Data records for software interfaces
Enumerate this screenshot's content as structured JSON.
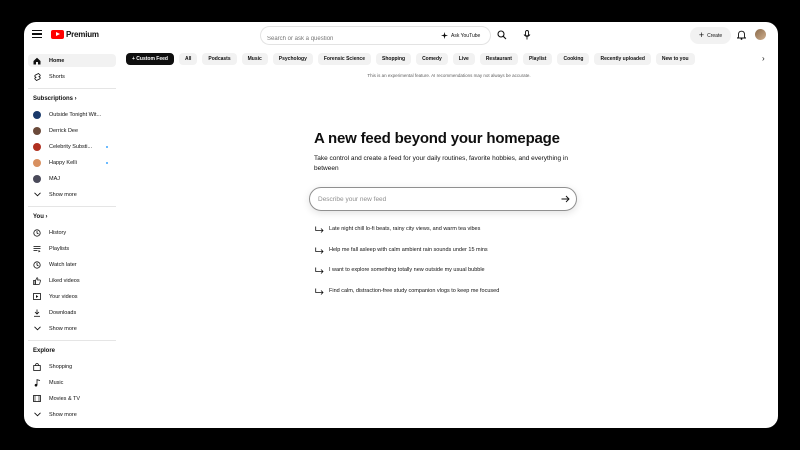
{
  "header": {
    "logo_text": "Premium",
    "search_placeholder": "Search or ask a question",
    "ask_label": "Ask YouTube",
    "create_label": "Create"
  },
  "sidebar": {
    "main": [
      {
        "label": "Home",
        "icon": "home-icon"
      },
      {
        "label": "Shorts",
        "icon": "shorts-icon"
      }
    ],
    "subscriptions_heading": "Subscriptions",
    "subscriptions": [
      {
        "label": "Outside Tonight Wit...",
        "color": "#1a3a6b",
        "live": false
      },
      {
        "label": "Derrick Dee",
        "color": "#6b4a3a",
        "live": false
      },
      {
        "label": "Celebrity Substi...",
        "color": "#b03020",
        "live": true
      },
      {
        "label": "Happy Kelli",
        "color": "#d89060",
        "live": true
      },
      {
        "label": "MAJ",
        "color": "#4a4a5a",
        "live": false
      }
    ],
    "subs_show_more": "Show more",
    "you_heading": "You",
    "you_items": [
      {
        "label": "History",
        "icon": "history-icon"
      },
      {
        "label": "Playlists",
        "icon": "playlists-icon"
      },
      {
        "label": "Watch later",
        "icon": "watch-later-icon"
      },
      {
        "label": "Liked videos",
        "icon": "like-icon"
      },
      {
        "label": "Your videos",
        "icon": "your-videos-icon"
      },
      {
        "label": "Downloads",
        "icon": "download-icon"
      }
    ],
    "you_show_more": "Show more",
    "explore_heading": "Explore",
    "explore_items": [
      {
        "label": "Shopping",
        "icon": "shopping-icon"
      },
      {
        "label": "Music",
        "icon": "music-icon"
      },
      {
        "label": "Movies & TV",
        "icon": "movies-icon"
      }
    ],
    "explore_show_more": "Show more"
  },
  "chips": [
    "+ Custom Feed",
    "All",
    "Podcasts",
    "Music",
    "Psychology",
    "Forensic Science",
    "Shopping",
    "Comedy",
    "Live",
    "Restaurant",
    "Playlist",
    "Cooking",
    "Recently uploaded",
    "New to you"
  ],
  "notice": "This is an experimental feature. AI recommendations may not always be accurate.",
  "main": {
    "headline": "A new feed beyond your homepage",
    "subline": "Take control and create a feed for your daily routines, favorite hobbies, and everything in between",
    "input_placeholder": "Describe your new feed",
    "suggestions": [
      "Late night chill lo-fi beats, rainy city views, and warm tea vibes",
      "Help me fall asleep with calm ambient rain sounds under 15 mins",
      "I want to explore something totally new outside my usual bubble",
      "Find calm, distraction-free study companion vlogs to keep me focused"
    ]
  }
}
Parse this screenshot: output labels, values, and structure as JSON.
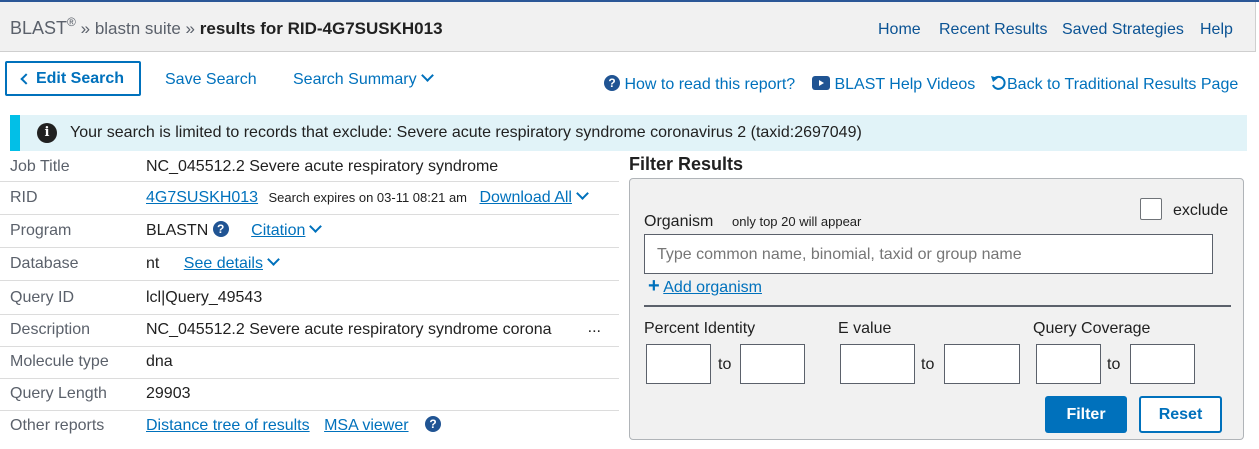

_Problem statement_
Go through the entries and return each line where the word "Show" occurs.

_Answer to this exercise_
    "subs_show_more": "Show more",
    "you_show_more": "Show more",
    "explore_show_more": "Show more"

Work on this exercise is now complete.